Apart from the standard aggregate functions, we can use window functions such as LEAD, LAG, RANK, and STDDEV.

Snowflake also supports the use of WHERE clause to filter the JSON data. The following example demonstrates how we can use WHERE clause to filter required rows.


To make it easier to read the SQL, we can even reference the alias city_name in the predicate. You can also use the full specification cl.value:cityName

To summarize, Snowflake offers a set of functions such as parse_json(), flatten(), array_size(), which help in dealing with the multilevel nested JSON data without converting it to the relational format. Also, we can cast the retrieved data using the :: operator. The colon(:) notation can be used to retrieve first level elements. We can even use aggregate functions and WHERE clause to filter the data.

Automatically convert any JSON to a relational format in Snowflake and Redshift

Both Snowflake and Redshift have limitations when converting JSON data to a readable database format.

  • Individual JSON documents must not exceed a certain size.
  • Engineers still need to write code to manually convert the JSON. This is not a problem for simple JSON documents. However, once you have a certain complexity, deep nesting, and a large number of different JSON documents, this overhead becomes significant.

For those limitations and scenarios, we have come up with Flexter. Flexter automatically converts any JSON to a readable format in seconds. The conversion process is fully automated. No need for niche skills and long development life cycles.

Flexter not only automates the conversion process, it also simplifies the output for downstream consumption. Flexter uses two optimization algorithms, and you can read about the details in the following blog post (in the context of XML)

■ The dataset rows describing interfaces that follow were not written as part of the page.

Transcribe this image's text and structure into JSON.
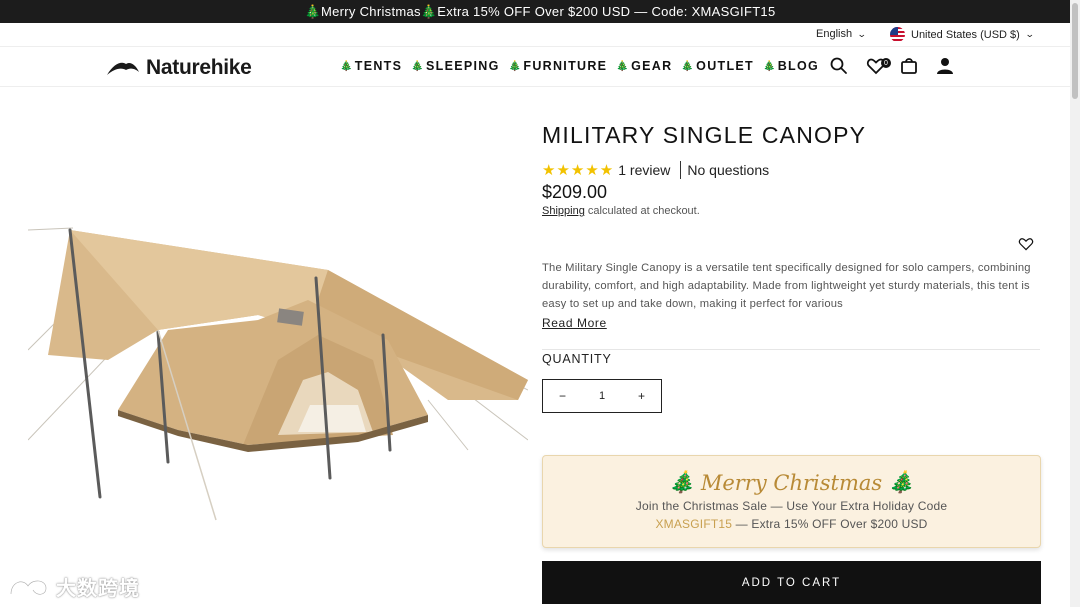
{
  "announcement": "🎄Merry Christmas🎄Extra 15% OFF Over $200 USD — Code: XMASGIFT15",
  "utility": {
    "language": "English",
    "country": "United States (USD $)"
  },
  "header": {
    "brand": "Naturehike",
    "nav": [
      {
        "label": "TENTS"
      },
      {
        "label": "SLEEPING"
      },
      {
        "label": "FURNITURE"
      },
      {
        "label": "GEAR"
      },
      {
        "label": "OUTLET"
      },
      {
        "label": "BLOG"
      }
    ],
    "wishlist_count": "0"
  },
  "product": {
    "title": "MILITARY SINGLE CANOPY",
    "rating_stars": "★★★★★",
    "reviews": "1 review",
    "questions": "No questions",
    "price": "$209.00",
    "shipping_link": "Shipping",
    "shipping_text": " calculated at checkout.",
    "description": "The Military Single Canopy is a versatile tent specifically designed for solo campers, combining durability, comfort, and high adaptability. Made from lightweight yet sturdy materials, this tent is easy to set up and take down, making it perfect for various",
    "read_more": "Read More",
    "quantity_label": "QUANTITY",
    "quantity": "1",
    "minus": "−",
    "plus": "+"
  },
  "promo": {
    "title": "Merry Christmas",
    "tree_left": "🎄",
    "tree_right": "🎄",
    "line1": "Join the Christmas Sale — Use Your Extra Holiday Code",
    "code": "XMASGIFT15",
    "line2_rest": " — Extra 15% OFF Over $200 USD"
  },
  "cart_button": "ADD TO CART",
  "watermark": "大数跨境",
  "colors": {
    "accent_gold": "#b88a36",
    "star": "#f2c200",
    "dark": "#111111"
  }
}
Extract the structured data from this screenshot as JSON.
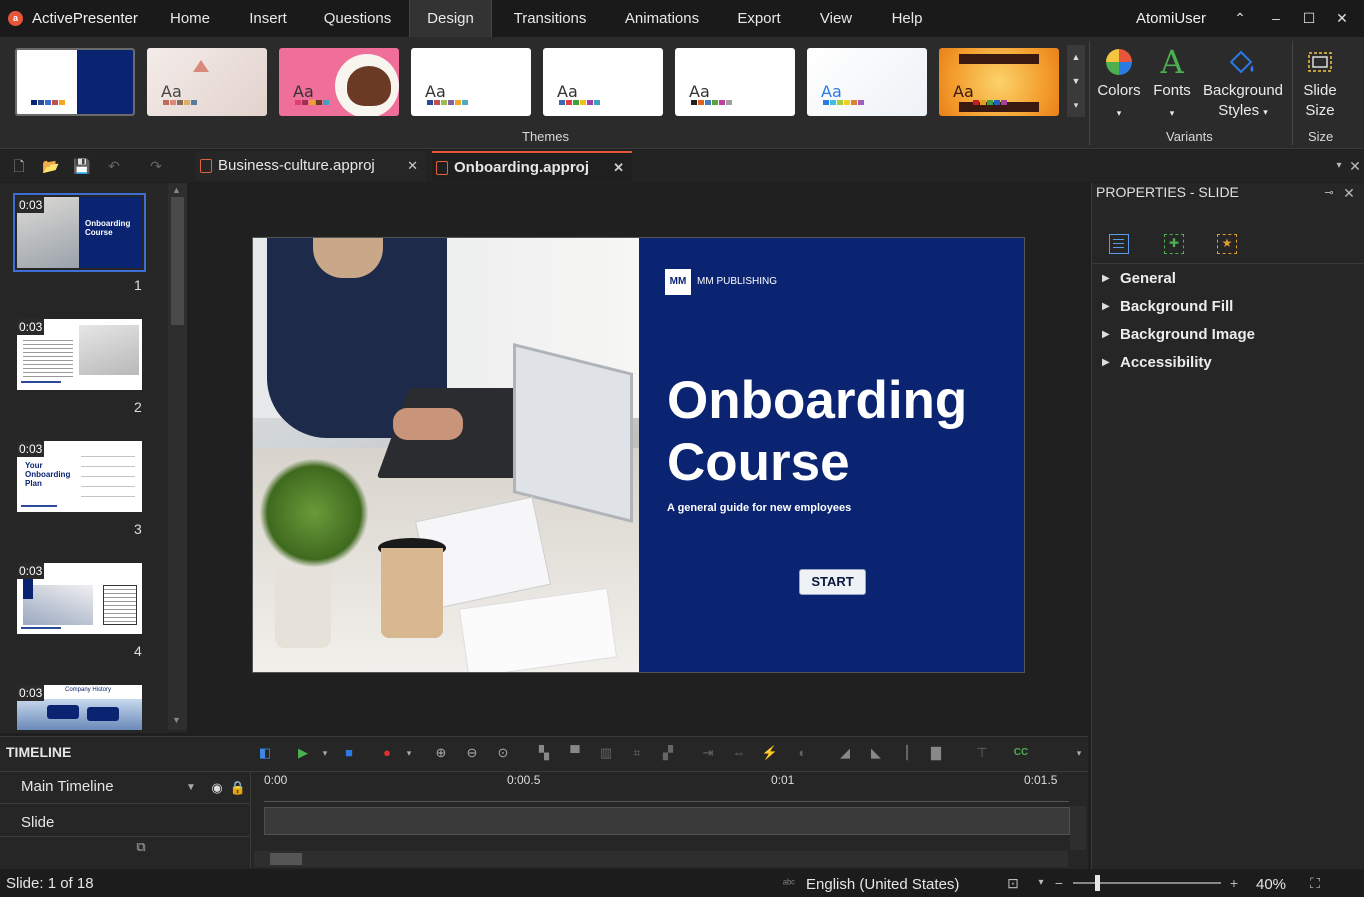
{
  "app": {
    "name": "ActivePresenter",
    "user": "AtomiUser"
  },
  "menu": [
    "Home",
    "Insert",
    "Questions",
    "Design",
    "Transitions",
    "Animations",
    "Export",
    "View",
    "Help"
  ],
  "menu_active": "Design",
  "ribbon": {
    "themes_label": "Themes",
    "theme_aa": "Aa",
    "colors_label": "Colors",
    "fonts_label": "Fonts",
    "bg_styles_label_1": "Background",
    "bg_styles_label_2": "Styles",
    "variants_label": "Variants",
    "slide_size_label_1": "Slide",
    "slide_size_label_2": "Size",
    "size_label": "Size",
    "accent_colors": [
      "#0a2472",
      "#e8563a",
      "#4caf50",
      "#2a7be4"
    ]
  },
  "tabs": [
    {
      "label": "Business-culture.approj",
      "active": false
    },
    {
      "label": "Onboarding.approj",
      "active": true
    }
  ],
  "slides": [
    {
      "num": "1",
      "time": "0:03",
      "title": "Onboarding Course"
    },
    {
      "num": "2",
      "time": "0:03",
      "title": "Welcome to the Onboarding Course!"
    },
    {
      "num": "3",
      "time": "0:03",
      "title": "Your Onboarding Plan"
    },
    {
      "num": "4",
      "time": "0:03",
      "title": "Introduction to the Company"
    },
    {
      "num": "5",
      "time": "0:03",
      "title": "Company History"
    }
  ],
  "slide": {
    "publisher": "MM PUBLISHING",
    "logo_text": "MM",
    "title_line1": "Onboarding",
    "title_line2": "Course",
    "subtitle": "A general guide for new employees",
    "start_button": "START"
  },
  "properties": {
    "title": "PROPERTIES - SLIDE",
    "sections": [
      "General",
      "Background Fill",
      "Background Image",
      "Accessibility"
    ]
  },
  "timeline": {
    "title": "TIMELINE",
    "main_label": "Main Timeline",
    "row_slide": "Slide",
    "ticks": [
      "0:00",
      "0:00.5",
      "0:01",
      "0:01.5"
    ]
  },
  "status": {
    "slide_count": "Slide: 1 of 18",
    "language": "English (United States)",
    "zoom": "40%",
    "zoom_level": 0.16
  }
}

Rapid, seamless access to complex JSON data for advanced, evidence-based analytics

  • More time – cut hours of manual work to minutes with rapid, automated data conversion
  • Less manpower – remove the need to hire expensive data specialists to help unlock data
  • Lower costs –retain more of your budget to deliver real value to the business
  • Reduced risk – lower the threat of exceeding budgets and missing project SLAs
  • Quicker decisions – obtain critical data for essential decision-making more rapidly
  • Readable output


In this document, we have compared Amazon Redshift and Snowflake platforms based on their ability to load and query JSON data.

To load the data in Amazon redshift, we need to analyze the schema of the source data and manually create the target table based on the analysis. COPY FROM JSON options, parse the input JSON string based on the jsonpath file or the column names in the target table. The JSON strings need to be stored into CHAR or VARCHAR data types and the VARCHAR data type supports a maximum size of 64KB. They have also introduced a new data type called SUPER to load the data directly into a single column without worrying about its schema. But this data type can be used only for testing and not in the production environments. The SUPER data type only supports up to 1MB of data for individual rows.

Snowflake has a new data type called VARIANT that allows JSON data to be loaded, as it is, into a column in a relational table. Thus, you don’t need to worry about the schema of the source data. Even if the schema changes on the fly, we don’t need to change the code to load the changed schema. Also, VARIANT provides the same performance as all the standard relational data types. The only limitation is that the VARIANT data type imposes a 16 MB (compressed) size limit on individual rows.

Amazon Redshift supports limited functions to deal with JSON data. These functions can be used to find the number of elements in the JSON arrays, specific elements in the array based on position, the element in the JSON string based on the specified path. Redshift does not support a function to flatten the nested JSON arrays.

On the other hand, Snowflake provides a lot of functionalities to directly query the JSON data without converting it to the relational format. It provides a FLATTEN function to expand the nested JSON objects into individual JSON objects which makes it easy to deal with nested objects. We can even use aggregate functions and WHERE clause to filter the data. We can say that Snowflake is a very powerful and efficient platform to deal with JSON data.